▸ WORK REQUEST
Return the listing in full. Keep every word as it stands.

══════

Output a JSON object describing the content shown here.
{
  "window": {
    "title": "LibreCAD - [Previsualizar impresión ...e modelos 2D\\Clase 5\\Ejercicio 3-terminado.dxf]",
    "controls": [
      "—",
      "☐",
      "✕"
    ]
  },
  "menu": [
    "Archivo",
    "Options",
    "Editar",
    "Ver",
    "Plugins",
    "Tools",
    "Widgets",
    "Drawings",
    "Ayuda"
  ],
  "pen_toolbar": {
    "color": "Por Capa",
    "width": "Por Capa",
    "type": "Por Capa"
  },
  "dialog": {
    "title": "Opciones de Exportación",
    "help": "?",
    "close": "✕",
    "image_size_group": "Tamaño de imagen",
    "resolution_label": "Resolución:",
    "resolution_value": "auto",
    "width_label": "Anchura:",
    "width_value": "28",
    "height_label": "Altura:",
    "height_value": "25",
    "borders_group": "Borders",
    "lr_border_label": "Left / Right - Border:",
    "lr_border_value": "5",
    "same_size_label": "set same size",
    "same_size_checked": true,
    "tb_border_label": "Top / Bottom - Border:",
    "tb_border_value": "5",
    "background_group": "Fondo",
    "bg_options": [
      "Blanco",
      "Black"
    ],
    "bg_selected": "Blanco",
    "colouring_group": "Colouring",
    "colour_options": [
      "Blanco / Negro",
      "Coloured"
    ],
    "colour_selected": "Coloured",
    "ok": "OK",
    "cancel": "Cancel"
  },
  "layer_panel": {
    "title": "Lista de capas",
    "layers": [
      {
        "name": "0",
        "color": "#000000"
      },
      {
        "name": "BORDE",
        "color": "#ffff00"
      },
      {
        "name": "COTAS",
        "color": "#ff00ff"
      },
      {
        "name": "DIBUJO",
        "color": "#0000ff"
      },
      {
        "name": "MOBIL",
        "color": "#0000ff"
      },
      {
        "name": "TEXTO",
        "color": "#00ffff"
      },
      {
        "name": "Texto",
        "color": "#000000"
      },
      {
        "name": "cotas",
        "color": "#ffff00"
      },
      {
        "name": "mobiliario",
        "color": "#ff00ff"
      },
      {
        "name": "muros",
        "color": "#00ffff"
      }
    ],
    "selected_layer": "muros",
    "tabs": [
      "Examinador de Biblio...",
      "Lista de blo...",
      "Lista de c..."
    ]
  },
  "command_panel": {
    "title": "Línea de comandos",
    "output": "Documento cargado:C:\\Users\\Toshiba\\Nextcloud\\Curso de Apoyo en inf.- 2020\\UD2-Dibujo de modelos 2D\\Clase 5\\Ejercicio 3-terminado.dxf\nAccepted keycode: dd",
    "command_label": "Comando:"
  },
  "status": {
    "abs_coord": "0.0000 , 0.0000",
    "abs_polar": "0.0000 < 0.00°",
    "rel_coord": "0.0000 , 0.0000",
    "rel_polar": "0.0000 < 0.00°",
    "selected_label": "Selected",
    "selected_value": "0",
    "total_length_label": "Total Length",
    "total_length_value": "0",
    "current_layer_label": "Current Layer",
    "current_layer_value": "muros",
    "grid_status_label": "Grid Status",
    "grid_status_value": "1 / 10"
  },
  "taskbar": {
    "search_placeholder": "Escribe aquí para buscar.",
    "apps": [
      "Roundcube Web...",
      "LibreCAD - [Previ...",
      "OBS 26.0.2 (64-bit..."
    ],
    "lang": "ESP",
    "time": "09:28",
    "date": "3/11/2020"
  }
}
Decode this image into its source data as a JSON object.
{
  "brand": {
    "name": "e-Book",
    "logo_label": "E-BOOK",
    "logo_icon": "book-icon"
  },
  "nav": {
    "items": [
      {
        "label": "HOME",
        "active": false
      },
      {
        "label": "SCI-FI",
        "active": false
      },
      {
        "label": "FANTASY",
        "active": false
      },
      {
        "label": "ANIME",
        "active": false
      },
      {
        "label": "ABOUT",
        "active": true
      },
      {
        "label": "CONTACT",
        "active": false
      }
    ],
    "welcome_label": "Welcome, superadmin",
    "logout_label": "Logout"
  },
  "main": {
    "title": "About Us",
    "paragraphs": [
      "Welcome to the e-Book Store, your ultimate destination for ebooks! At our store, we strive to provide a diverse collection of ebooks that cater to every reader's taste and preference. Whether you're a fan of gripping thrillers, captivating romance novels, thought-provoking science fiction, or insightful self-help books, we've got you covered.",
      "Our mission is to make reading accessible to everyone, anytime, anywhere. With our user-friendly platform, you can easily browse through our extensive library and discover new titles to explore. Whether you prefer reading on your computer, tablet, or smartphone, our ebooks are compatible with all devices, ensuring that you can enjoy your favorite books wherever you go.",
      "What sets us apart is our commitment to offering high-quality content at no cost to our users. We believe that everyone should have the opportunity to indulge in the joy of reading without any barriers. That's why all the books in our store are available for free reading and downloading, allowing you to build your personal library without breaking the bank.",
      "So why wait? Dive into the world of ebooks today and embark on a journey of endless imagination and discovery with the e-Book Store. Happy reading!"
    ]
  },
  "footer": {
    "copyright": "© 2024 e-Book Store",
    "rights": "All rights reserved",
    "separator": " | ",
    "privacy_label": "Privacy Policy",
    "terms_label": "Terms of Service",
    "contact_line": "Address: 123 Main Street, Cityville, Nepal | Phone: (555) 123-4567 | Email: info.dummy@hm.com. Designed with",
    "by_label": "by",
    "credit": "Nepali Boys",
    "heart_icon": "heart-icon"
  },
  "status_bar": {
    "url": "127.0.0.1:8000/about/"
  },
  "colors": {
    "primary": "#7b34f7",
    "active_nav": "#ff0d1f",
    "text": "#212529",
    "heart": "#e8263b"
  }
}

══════

▸ EXPECTED OUTPUT
Output a JSON object describing the content shown here.
{
  "window": {
    "title": "LibreCAD - [Previsualizar impresión ...e modelos 2D\\Clase 5\\Ejercicio 3-terminado.dxf]",
    "controls": [
      "—",
      "☐",
      "✕"
    ]
  },
  "menu": [
    "Archivo",
    "Options",
    "Editar",
    "Ver",
    "Plugins",
    "Tools",
    "Widgets",
    "Drawings",
    "Ayuda"
  ],
  "pen_toolbar": {
    "color": "Por Capa",
    "width": "Por Capa",
    "type": "Por Capa"
  },
  "dialog": {
    "title": "Opciones de Exportación",
    "help": "?",
    "close": "✕",
    "image_size_group": "Tamaño de imagen",
    "resolution_label": "Resolución:",
    "resolution_value": "auto",
    "width_label": "Anchura:",
    "width_value": "28",
    "height_label": "Altura:",
    "height_value": "25",
    "borders_group": "Borders",
    "lr_border_label": "Left / Right - Border:",
    "lr_border_value": "5",
    "same_size_label": "set same size",
    "same_size_checked": true,
    "tb_border_label": "Top / Bottom - Border:",
    "tb_border_value": "5",
    "background_group": "Fondo",
    "bg_options": [
      "Blanco",
      "Black"
    ],
    "bg_selected": "Blanco",
    "colouring_group": "Colouring",
    "colour_options": [
      "Blanco / Negro",
      "Coloured"
    ],
    "colour_selected": "Coloured",
    "ok": "OK",
    "cancel": "Cancel"
  },
  "layer_panel": {
    "title": "Lista de capas",
    "layers": [
      {
        "name": "0",
        "color": "#000000"
      },
      {
        "name": "BORDE",
        "color": "#ffff00"
      },
      {
        "name": "COTAS",
        "color": "#ff00ff"
      },
      {
        "name": "DIBUJO",
        "color": "#0000ff"
      },
      {
        "name": "MOBIL",
        "color": "#0000ff"
      },
      {
        "name": "TEXTO",
        "color": "#00ffff"
      },
      {
        "name": "Texto",
        "color": "#000000"
      },
      {
        "name": "cotas",
        "color": "#ffff00"
      },
      {
        "name": "mobiliario",
        "color": "#ff00ff"
      },
      {
        "name": "muros",
        "color": "#00ffff"
      }
    ],
    "selected_layer": "muros",
    "tabs": [
      "Examinador de Biblio...",
      "Lista de blo...",
      "Lista de c..."
    ]
  },
  "command_panel": {
    "title": "Línea de comandos",
    "output": "Documento cargado:C:\\Users\\Toshiba\\Nextcloud\\Curso de Apoyo en inf.- 2020\\UD2-Dibujo de modelos 2D\\Clase 5\\Ejercicio 3-terminado.dxf\nAccepted keycode: dd",
    "command_label": "Comando:"
  },
  "status": {
    "abs_coord": "0.0000 , 0.0000",
    "abs_polar": "0.0000 < 0.00°",
    "rel_coord": "0.0000 , 0.0000",
    "rel_polar": "0.0000 < 0.00°",
    "selected_label": "Selected",
    "selected_value": "0",
    "total_length_label": "Total Length",
    "total_length_value": "0",
    "current_layer_label": "Current Layer",
    "current_layer_value": "muros",
    "grid_status_label": "Grid Status",
    "grid_status_value": "1 / 10"
  },
  "taskbar": {
    "search_placeholder": "Escribe aquí para buscar.",
    "apps": [
      "Roundcube Web...",
      "LibreCAD - [Previ...",
      "OBS 26.0.2 (64-bit..."
    ],
    "lang": "ESP",
    "time": "09:28",
    "date": "3/11/2020"
  }
}
Decode this image into its source data as a JSON object.
{
  "brand": {
    "name": "e-Book",
    "logo_label": "E-BOOK",
    "logo_icon": "book-icon"
  },
  "nav": {
    "items": [
      {
        "label": "HOME",
        "active": false
      },
      {
        "label": "SCI-FI",
        "active": false
      },
      {
        "label": "FANTASY",
        "active": false
      },
      {
        "label": "ANIME",
        "active": false
      },
      {
        "label": "ABOUT",
        "active": true
      },
      {
        "label": "CONTACT",
        "active": false
      }
    ],
    "welcome_label": "Welcome, superadmin",
    "logout_label": "Logout"
  },
  "main": {
    "title": "About Us",
    "paragraphs": [
      "Welcome to the e-Book Store, your ultimate destination for ebooks! At our store, we strive to provide a diverse collection of ebooks that cater to every reader's taste and preference. Whether you're a fan of gripping thrillers, captivating romance novels, thought-provoking science fiction, or insightful self-help books, we've got you covered.",
      "Our mission is to make reading accessible to everyone, anytime, anywhere. With our user-friendly platform, you can easily browse through our extensive library and discover new titles to explore. Whether you prefer reading on your computer, tablet, or smartphone, our ebooks are compatible with all devices, ensuring that you can enjoy your favorite books wherever you go.",
      "What sets us apart is our commitment to offering high-quality content at no cost to our users. We believe that everyone should have the opportunity to indulge in the joy of reading without any barriers. That's why all the books in our store are available for free reading and downloading, allowing you to build your personal library without breaking the bank.",
      "So why wait? Dive into the world of ebooks today and embark on a journey of endless imagination and discovery with the e-Book Store. Happy reading!"
    ]
  },
  "footer": {
    "copyright": "© 2024 e-Book Store",
    "rights": "All rights reserved",
    "separator": " | ",
    "privacy_label": "Privacy Policy",
    "terms_label": "Terms of Service",
    "contact_line": "Address: 123 Main Street, Cityville, Nepal | Phone: (555) 123-4567 | Email: info.dummy@hm.com. Designed with",
    "by_label": "by",
    "credit": "Nepali Boys",
    "heart_icon": "heart-icon"
  },
  "status_bar": {
    "url": "127.0.0.1:8000/about/"
  },
  "colors": {
    "primary": "#7b34f7",
    "active_nav": "#ff0d1f",
    "text": "#212529",
    "heart": "#e8263b"
  }
}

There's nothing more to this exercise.